Harlequin CEO Donna Hayes retires, Craig Swinwood takes over | Toronto Star – So the title says it all here, except the article has some interesting information about both Swinwood (I keep wanting to spell his name “Sinwood” — a perfect Presents hero name, I think) and the company itself. For example, both sales and earnings have declined this quarter at Harlequin, but Swinwood insists that the market for Harlequin print books continues to be very “stable.” Harlequin currently has 1,300 authors writing for them, and their books are published in 34 languages. A little background on Swinwood:
“Swinwood, 49, was a police officer in Halton Region before joining Harlequin as a district sales manager where he worked with distributors getting books in to grocery stores and Walmarts from Thunder Bay to Windsor. It was a perfect fit, said Swinwood, who rose to higher positions in sales and marketing over 26 years with the company. Harlequin is owned by Torstar Corp., which publishes the Toronto Star.” Toronto Star
Comics publisher shuts down, holds big sale – Despite the current resurgence of comic books in the pop culture scene, independent publisher PictureBox, founded by Dan Nadel, is shutting down and selling off its stock at a 50% discount. I don’t know much about the viability of comic book publishing, but I know that many Dear Author readers are fans of the medium, and it is always sad to hear that an innovative independent publisher can’t make it.

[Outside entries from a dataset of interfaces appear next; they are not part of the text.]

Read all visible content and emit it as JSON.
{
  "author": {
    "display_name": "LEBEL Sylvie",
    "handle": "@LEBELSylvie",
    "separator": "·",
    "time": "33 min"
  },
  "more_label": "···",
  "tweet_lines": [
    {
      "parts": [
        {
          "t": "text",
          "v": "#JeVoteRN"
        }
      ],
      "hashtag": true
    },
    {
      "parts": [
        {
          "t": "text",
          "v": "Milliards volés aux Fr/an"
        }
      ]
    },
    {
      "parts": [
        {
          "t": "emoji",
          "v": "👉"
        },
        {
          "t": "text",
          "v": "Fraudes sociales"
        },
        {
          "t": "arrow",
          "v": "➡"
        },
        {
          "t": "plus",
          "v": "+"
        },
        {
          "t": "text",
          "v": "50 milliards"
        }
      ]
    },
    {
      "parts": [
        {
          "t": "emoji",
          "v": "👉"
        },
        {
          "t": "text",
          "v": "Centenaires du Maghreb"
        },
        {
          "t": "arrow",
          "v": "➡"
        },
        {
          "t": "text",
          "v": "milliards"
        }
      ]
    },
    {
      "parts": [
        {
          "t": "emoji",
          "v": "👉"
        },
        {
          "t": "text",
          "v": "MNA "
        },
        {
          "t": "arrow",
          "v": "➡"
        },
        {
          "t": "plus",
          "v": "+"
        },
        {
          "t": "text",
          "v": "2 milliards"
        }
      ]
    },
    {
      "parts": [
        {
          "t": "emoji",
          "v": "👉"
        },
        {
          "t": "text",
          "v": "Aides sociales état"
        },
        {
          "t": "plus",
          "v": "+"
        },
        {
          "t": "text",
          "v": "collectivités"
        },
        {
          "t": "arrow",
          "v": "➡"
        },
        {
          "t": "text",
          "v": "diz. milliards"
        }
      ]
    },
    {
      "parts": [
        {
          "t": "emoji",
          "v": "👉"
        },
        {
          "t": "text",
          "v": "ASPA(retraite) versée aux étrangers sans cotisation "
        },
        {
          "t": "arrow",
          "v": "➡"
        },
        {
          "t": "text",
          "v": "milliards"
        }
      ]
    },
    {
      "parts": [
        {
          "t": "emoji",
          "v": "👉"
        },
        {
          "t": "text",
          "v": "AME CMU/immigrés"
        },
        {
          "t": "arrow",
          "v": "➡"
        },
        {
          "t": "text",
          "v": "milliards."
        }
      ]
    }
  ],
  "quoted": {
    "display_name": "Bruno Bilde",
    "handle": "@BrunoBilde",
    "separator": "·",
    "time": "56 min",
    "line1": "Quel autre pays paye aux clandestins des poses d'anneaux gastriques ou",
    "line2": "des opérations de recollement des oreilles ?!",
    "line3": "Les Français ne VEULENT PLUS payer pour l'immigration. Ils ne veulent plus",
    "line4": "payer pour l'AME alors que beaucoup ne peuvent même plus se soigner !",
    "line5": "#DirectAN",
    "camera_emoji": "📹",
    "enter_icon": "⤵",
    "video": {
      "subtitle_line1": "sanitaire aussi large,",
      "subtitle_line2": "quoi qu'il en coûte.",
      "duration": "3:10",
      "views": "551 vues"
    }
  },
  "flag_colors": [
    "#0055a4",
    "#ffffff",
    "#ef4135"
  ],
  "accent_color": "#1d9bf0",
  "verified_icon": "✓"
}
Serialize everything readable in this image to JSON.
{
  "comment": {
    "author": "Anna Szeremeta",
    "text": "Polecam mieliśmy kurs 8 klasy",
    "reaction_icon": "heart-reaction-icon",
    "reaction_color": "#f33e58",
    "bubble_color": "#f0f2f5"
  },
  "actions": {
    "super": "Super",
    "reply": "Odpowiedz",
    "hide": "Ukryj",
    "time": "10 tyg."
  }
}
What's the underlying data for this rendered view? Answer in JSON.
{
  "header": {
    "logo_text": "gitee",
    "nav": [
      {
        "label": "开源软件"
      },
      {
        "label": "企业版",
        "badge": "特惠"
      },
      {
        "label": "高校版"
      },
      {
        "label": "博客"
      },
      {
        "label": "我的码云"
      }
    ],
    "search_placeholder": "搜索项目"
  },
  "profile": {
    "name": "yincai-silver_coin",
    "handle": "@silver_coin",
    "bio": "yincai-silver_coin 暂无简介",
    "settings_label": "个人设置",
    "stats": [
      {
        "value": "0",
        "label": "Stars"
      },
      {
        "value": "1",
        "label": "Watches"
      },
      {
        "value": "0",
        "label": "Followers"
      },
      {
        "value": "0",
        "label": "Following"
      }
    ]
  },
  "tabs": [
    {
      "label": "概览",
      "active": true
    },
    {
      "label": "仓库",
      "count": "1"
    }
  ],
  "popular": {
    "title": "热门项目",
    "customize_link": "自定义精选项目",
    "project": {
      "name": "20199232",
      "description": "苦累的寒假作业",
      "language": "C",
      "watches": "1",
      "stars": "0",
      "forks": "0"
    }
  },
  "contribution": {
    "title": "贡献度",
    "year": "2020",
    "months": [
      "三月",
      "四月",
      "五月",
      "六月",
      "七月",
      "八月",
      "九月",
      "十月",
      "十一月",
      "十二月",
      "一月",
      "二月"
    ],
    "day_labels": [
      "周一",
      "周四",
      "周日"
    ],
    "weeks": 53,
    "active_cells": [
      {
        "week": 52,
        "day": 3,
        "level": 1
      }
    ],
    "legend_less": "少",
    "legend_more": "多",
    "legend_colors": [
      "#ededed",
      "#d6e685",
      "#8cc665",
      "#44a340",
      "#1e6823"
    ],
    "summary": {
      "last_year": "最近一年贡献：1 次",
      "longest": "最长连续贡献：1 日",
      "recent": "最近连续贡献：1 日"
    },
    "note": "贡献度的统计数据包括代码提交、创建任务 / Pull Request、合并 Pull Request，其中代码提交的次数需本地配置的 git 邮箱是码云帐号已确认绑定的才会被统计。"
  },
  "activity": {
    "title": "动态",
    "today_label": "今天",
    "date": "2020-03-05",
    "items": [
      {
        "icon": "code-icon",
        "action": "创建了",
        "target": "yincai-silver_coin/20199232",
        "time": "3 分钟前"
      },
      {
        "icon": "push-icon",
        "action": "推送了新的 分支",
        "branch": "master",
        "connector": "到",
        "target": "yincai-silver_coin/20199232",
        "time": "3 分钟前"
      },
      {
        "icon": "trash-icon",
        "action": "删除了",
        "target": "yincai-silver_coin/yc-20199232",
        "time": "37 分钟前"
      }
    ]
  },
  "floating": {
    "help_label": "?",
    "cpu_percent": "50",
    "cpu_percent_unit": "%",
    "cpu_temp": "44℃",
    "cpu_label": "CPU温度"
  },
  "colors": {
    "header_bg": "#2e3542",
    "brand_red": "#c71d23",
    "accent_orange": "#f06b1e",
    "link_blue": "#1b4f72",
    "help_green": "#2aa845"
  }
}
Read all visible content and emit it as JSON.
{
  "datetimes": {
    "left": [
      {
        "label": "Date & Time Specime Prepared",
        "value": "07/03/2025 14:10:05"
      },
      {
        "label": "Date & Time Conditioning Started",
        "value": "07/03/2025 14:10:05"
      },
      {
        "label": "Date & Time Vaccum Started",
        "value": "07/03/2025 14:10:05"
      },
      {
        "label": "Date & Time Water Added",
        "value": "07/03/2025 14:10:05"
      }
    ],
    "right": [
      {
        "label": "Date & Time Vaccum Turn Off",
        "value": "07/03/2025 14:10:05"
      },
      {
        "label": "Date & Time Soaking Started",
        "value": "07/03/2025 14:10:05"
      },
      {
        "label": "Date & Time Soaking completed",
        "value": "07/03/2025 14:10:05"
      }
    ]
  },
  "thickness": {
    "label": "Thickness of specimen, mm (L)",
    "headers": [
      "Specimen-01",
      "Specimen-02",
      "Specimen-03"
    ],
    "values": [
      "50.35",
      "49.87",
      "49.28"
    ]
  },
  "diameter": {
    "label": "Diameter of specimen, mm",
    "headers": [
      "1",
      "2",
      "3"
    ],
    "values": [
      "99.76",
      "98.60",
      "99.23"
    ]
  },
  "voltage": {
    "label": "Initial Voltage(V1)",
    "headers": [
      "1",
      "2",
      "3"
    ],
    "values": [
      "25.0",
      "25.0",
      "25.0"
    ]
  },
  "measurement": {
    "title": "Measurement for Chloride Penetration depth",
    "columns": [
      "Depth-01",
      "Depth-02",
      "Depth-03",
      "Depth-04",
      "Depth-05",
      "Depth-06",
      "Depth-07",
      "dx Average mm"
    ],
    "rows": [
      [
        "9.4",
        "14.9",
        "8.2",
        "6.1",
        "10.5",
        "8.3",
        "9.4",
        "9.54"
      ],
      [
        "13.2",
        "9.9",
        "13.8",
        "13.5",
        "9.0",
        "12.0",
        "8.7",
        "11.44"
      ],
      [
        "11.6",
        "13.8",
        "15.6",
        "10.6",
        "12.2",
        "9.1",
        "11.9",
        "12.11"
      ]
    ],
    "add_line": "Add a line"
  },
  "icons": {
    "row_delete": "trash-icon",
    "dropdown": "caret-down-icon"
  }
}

“PictureBox released books from many of my favorite artists and “comix” innovators, including Brian Chippendale, Sammy Harkham, Renee French, Julie Doucet, Marc Bell, Gary Panter and filmmaker Michel Gondry. Nadel says the decision was personal, and the company “is no longer feasible for me as a thoroughgoing venture.””USA Today
Book News: Ancient Texts From Vatican And Bodleian Libraries Digitized– There are actually a couple of interesting story links here, but this one about the digitization of some of the oldest existing texts is pretty noteworthy. A 3.2 M grant from the Polonsky Foundation is funding this partnership between Oxford and the Vatican, that has so far digitized a 1455 edition of the Gutenberg Bible, as well as the “oldest surviving Hebrew codex,” among other works. One particularly nifty thing about this project is that it means that the annotations and images that are part of the texts will now be digitally preserved, as well.
“According to the project’s website, “these groups have been chosen for their scholarly importance and for the strength of their collections in both libraries, and they will include both religious and secular texts.”NPR
Odon childbirth device: Car mechanic uncorks a revolution – Given the epic number of babies born in Romance novels, authors and readers alike may want to know about the new device invented by an automobile mechanic in Argentina that helps deliver babies more safely and easily, with less risk of injury and infection for both the mother and the child. Based on the same process by which you can safely pull out a cork that has fallen into an empty bottle, the Odon device (named after inventor Jorge Odon) is a wonder of low-tech simplicity. And I have to say that it makes me wonder why it took so long for something like this to be innovated, not to mention the fact that the idea did not even come from the medical community.
“Forceps were first developed in the 16th Century by the Chamberlen family, Huguenot surgeons who fled to London from France, and kept their invention under wraps. Once their secret got out, other surgeons copied them. “The Victorian era saw some monstrous modifications such as attaching the handles of the forceps to a winch, while the mother was tied down, in order to improve the traction,” says Damian Eustace from the Royal College of Obstetricians and Gynaecologists. However, the forceps in use today haven’t changed much since the late 1800s – the more complicated they become, the harder they are to use and the more expensive to sterilise.”BBC News
Best Books of 2013 – Prepare to spend at least an hour perusing this visual cornucopia of NPR’s Best Books of 2013. Putting aside my excitement at the breadth of the selections (cookbooks!!), I will note that several Romance novels made the list, including Sherry Thomas’s The Luckiest Lady in London, Jayne Ann Krentz’s Dream Eyes, and Molly O’Keefe’s Crazy Thing Called Love. Also, Miss Anne in Harlem made an appearance on the list, prompting me to buy it with the intention of reviewing it for the blog (yes, I have many ways to justify my book habit). No matter what you like in books, you should be able to find something good to read here.NPR
isn't sure if she's an average Romance reader, or even an average reader, but a reader she is, enjoying everything from literary fiction to philosophy to history to poetry. Historical Romance was her first love within the genre, but she's fickle and easily seduced by the promise of a good read. She approaches every book with the same hope: that she will be filled from the inside out with something awesome that she didnÊ¼t know, didnÊ¼t think about, or didnÊ¼t feel until that moment. And she's always looking for the next mind-blowing read, so feel free to share any suggestions!